As Congressional budget cutters look to cut direct farm payments, crop insurance will become even more important in helping farmers recover from devastating losses. In 2010, crop insurance policies covered 256 million acres, or about 75 percent of all acres planted. I will work with my colleagues on the Agriculture Committee to expand and strengthen this important program.
Investing in innovation and jobs
As a member of the Senate Energy Committee, I believe that rural energy development can drive job creation in Minnesota. That’s why the Rural Energy for America Program (REAP) is a top priority for me.
The program provides grants and loan guarantees to farmers and rural small businesses for energy efficiency and renewable energy projects, as well as grants to gas stations for blender pump installation. After consulting with Minnesota farm and energy groups, I will soon introduce legislation to improve access to REAP funding, so that Minnesota job creators can take advantage of our state’s vast renewable energy potential.
Our nation has made great progress in the development of ethanol and other biofuels, but we need to do more to reduce our dependence on foreign oil. The country’s first commercial-scale cellulosic biorefinery will begin production in Iowa next year pumping out ethanol made from corncobs and stover. We need to invest in that technology in Minnesota so we can continue to lead America’s biofuel movement.
Drivers need to have a choice when they go to the pump, so I’m going to introduce legislation to invest in blender pumps that blend ethanol with gasoline. Automakers say any car that uses gasoline could potentially run on a blend that includes 30 percent ethanol, but we simply don’t have enough blender pumps because big oil companies — who control most gas stations — don’t want the competition.
But blender pumps are just one part of the equation. To foster continued innovation and growth, we need strong support for agriculture research and development. That’s why I’ve fought to fund key agriculture research programs, including USDA’s Agriculture and Food Research Initiative, which funds critical agriculture research at the University of Minnesota and across the country.
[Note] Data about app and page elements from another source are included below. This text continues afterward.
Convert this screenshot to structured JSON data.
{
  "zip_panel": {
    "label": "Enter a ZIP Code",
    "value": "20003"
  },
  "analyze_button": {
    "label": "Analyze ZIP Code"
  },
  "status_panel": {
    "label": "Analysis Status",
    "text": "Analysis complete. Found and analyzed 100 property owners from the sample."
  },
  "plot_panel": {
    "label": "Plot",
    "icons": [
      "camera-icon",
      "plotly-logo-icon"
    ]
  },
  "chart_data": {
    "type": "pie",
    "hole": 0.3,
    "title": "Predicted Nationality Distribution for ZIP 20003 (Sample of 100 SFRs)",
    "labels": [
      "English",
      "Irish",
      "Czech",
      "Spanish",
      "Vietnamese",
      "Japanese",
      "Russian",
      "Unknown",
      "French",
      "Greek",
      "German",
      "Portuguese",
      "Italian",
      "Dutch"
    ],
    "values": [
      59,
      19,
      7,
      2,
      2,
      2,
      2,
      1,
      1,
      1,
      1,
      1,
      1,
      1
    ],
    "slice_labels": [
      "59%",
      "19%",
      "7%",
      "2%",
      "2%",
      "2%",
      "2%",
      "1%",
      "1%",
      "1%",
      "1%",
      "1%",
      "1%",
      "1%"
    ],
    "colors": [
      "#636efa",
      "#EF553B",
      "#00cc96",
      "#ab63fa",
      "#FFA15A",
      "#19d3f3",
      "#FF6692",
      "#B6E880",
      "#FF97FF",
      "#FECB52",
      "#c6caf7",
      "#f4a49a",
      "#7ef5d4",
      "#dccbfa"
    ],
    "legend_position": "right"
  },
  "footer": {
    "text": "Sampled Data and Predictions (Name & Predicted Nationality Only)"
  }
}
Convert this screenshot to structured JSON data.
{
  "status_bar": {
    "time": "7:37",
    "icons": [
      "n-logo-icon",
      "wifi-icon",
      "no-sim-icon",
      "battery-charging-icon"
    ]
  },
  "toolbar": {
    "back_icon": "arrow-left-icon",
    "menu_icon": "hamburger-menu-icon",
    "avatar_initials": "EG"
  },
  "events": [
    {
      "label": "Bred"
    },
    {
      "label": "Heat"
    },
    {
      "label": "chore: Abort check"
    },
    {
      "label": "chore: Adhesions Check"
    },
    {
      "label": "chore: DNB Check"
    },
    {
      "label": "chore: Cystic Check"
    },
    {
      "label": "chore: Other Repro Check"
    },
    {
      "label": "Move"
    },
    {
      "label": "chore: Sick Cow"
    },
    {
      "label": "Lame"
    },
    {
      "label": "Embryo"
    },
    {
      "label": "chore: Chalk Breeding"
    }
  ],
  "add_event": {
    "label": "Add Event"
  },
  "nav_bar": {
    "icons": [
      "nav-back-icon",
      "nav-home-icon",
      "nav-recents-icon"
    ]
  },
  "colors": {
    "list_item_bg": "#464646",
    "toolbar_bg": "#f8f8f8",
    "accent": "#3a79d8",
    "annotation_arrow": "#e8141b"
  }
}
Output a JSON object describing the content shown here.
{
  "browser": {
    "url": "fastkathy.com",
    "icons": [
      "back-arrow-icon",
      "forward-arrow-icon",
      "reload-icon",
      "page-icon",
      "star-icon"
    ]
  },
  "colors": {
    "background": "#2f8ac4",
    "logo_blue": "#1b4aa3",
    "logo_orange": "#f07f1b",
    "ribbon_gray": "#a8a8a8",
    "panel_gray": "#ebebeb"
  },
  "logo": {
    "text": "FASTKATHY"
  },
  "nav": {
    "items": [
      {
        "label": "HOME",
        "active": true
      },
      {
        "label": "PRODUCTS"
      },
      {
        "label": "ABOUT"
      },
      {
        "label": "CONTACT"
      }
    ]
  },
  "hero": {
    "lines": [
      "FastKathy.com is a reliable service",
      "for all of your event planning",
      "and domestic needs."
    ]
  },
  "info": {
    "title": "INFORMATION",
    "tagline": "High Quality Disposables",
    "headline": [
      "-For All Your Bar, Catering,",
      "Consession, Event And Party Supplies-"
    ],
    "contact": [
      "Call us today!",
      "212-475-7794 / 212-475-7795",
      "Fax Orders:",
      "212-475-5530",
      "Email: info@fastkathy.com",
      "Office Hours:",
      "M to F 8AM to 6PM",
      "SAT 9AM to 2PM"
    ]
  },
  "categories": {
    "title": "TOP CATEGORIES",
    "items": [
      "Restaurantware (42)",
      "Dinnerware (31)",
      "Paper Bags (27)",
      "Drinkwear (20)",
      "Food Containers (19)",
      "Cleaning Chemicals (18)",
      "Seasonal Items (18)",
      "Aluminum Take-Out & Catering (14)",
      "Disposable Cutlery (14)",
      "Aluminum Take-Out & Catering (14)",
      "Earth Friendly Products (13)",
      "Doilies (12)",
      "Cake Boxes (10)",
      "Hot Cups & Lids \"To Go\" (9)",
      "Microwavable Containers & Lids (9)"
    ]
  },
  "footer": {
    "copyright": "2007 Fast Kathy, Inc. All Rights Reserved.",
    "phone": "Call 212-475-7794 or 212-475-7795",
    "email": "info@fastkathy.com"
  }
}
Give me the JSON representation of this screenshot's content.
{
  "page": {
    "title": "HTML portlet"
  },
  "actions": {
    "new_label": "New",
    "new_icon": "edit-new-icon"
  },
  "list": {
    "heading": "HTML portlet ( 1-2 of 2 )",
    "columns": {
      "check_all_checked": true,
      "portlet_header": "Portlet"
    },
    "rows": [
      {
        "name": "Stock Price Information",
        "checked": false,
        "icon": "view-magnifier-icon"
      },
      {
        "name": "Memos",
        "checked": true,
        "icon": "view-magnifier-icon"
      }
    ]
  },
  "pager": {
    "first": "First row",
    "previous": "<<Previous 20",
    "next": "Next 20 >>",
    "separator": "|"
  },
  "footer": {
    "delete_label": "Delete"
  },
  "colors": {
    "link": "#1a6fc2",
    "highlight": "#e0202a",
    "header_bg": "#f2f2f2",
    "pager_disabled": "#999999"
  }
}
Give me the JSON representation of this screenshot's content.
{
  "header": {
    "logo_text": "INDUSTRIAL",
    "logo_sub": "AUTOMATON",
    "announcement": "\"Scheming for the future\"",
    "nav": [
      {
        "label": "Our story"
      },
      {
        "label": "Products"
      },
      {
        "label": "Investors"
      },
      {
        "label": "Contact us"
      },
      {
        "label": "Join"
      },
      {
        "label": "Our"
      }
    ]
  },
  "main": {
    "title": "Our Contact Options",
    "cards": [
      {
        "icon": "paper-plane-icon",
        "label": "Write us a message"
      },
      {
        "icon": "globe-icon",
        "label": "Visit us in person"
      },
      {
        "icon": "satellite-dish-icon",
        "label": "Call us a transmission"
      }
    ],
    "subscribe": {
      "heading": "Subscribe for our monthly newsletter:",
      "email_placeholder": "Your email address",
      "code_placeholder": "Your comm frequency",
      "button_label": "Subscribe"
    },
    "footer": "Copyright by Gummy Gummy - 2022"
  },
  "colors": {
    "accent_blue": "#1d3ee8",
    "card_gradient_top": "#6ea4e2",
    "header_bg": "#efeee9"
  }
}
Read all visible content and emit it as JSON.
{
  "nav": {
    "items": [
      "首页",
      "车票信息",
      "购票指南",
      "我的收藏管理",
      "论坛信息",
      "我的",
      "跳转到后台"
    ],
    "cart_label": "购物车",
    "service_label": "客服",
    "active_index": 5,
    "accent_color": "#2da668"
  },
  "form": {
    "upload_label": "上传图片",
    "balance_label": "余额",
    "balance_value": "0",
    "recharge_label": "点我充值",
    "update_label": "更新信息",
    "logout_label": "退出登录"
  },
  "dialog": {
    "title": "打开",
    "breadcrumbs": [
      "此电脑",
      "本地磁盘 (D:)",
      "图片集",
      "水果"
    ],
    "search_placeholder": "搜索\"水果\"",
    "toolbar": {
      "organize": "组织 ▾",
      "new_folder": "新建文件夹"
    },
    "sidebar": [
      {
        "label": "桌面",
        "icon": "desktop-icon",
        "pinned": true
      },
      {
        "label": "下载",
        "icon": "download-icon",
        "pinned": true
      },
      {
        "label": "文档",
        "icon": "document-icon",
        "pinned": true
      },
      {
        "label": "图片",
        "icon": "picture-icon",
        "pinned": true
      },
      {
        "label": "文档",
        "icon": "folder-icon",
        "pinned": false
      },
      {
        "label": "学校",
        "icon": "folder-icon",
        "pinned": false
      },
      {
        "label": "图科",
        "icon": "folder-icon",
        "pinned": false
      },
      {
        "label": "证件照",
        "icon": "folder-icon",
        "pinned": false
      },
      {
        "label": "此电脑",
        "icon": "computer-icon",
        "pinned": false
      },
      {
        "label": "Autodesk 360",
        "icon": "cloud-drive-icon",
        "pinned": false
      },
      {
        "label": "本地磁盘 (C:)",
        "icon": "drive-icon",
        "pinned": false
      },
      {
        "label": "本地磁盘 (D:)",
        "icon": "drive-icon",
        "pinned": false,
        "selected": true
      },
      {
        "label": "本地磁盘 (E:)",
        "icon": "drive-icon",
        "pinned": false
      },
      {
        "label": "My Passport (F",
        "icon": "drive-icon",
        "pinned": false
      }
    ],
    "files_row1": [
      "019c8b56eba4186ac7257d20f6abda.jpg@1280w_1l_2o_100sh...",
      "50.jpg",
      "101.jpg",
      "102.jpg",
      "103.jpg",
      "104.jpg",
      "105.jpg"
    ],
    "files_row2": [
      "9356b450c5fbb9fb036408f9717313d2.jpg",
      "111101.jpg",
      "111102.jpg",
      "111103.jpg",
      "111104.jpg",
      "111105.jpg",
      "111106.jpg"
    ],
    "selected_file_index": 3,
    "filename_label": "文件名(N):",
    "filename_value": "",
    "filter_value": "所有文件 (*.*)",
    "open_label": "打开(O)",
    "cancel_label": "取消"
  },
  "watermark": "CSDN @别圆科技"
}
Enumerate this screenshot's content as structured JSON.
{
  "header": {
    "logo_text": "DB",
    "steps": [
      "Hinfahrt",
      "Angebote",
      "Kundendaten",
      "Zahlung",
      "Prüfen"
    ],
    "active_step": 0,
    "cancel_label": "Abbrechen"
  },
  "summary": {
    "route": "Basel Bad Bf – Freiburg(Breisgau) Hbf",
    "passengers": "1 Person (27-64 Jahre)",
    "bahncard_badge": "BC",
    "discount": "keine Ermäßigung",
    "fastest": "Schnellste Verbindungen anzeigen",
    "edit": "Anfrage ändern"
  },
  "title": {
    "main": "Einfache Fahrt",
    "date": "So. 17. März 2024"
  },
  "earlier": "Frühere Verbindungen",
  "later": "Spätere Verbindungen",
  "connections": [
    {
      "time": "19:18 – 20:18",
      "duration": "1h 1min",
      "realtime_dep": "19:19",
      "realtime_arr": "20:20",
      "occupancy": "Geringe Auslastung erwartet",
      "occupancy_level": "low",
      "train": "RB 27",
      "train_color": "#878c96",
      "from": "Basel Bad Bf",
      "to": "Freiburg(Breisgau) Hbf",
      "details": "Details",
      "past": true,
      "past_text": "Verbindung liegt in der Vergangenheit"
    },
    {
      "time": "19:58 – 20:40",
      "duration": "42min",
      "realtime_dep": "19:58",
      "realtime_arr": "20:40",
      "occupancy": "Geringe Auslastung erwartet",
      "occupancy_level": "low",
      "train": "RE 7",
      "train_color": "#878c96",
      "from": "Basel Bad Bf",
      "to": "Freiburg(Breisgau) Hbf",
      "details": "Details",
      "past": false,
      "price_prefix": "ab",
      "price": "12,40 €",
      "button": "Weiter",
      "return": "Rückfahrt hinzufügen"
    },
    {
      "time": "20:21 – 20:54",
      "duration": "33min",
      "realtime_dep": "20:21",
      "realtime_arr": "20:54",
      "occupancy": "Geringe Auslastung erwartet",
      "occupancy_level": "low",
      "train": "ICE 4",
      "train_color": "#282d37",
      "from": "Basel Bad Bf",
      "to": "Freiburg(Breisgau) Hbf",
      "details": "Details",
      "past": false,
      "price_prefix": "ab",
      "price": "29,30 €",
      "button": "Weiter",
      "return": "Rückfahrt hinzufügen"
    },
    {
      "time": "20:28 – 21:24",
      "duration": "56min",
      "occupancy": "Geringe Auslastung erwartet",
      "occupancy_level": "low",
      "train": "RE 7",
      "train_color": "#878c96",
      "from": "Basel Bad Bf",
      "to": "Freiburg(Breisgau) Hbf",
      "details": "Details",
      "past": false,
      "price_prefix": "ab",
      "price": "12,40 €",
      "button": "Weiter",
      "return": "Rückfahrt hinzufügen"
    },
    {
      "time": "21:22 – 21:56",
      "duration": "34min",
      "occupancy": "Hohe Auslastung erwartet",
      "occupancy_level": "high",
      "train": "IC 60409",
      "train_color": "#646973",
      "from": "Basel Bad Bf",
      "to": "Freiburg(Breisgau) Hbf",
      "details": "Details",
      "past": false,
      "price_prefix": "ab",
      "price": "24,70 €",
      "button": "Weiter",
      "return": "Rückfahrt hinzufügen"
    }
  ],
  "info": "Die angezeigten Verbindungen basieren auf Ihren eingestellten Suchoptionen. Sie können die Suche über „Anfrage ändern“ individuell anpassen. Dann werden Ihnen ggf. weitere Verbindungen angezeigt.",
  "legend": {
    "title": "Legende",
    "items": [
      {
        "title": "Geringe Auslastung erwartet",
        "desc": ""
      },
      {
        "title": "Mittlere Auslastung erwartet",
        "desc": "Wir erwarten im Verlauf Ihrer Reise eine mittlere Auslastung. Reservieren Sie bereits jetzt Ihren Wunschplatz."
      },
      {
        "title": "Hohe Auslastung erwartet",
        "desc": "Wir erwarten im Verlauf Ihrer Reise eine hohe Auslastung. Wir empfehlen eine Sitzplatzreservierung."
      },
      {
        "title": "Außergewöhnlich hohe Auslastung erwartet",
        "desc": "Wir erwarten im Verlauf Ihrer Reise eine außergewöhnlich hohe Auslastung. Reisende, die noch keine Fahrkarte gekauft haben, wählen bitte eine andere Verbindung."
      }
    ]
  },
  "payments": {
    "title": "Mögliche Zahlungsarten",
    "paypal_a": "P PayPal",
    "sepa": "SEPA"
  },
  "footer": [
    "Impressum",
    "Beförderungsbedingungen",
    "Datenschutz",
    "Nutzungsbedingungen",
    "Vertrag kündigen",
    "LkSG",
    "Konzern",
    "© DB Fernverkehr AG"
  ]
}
2012 will be an important year for Minnesota farmers, and recent history shows that they are leading the way in our economic recovery. I’m going to continue to work to ensure that Congress does its part to keep our farm economy strong.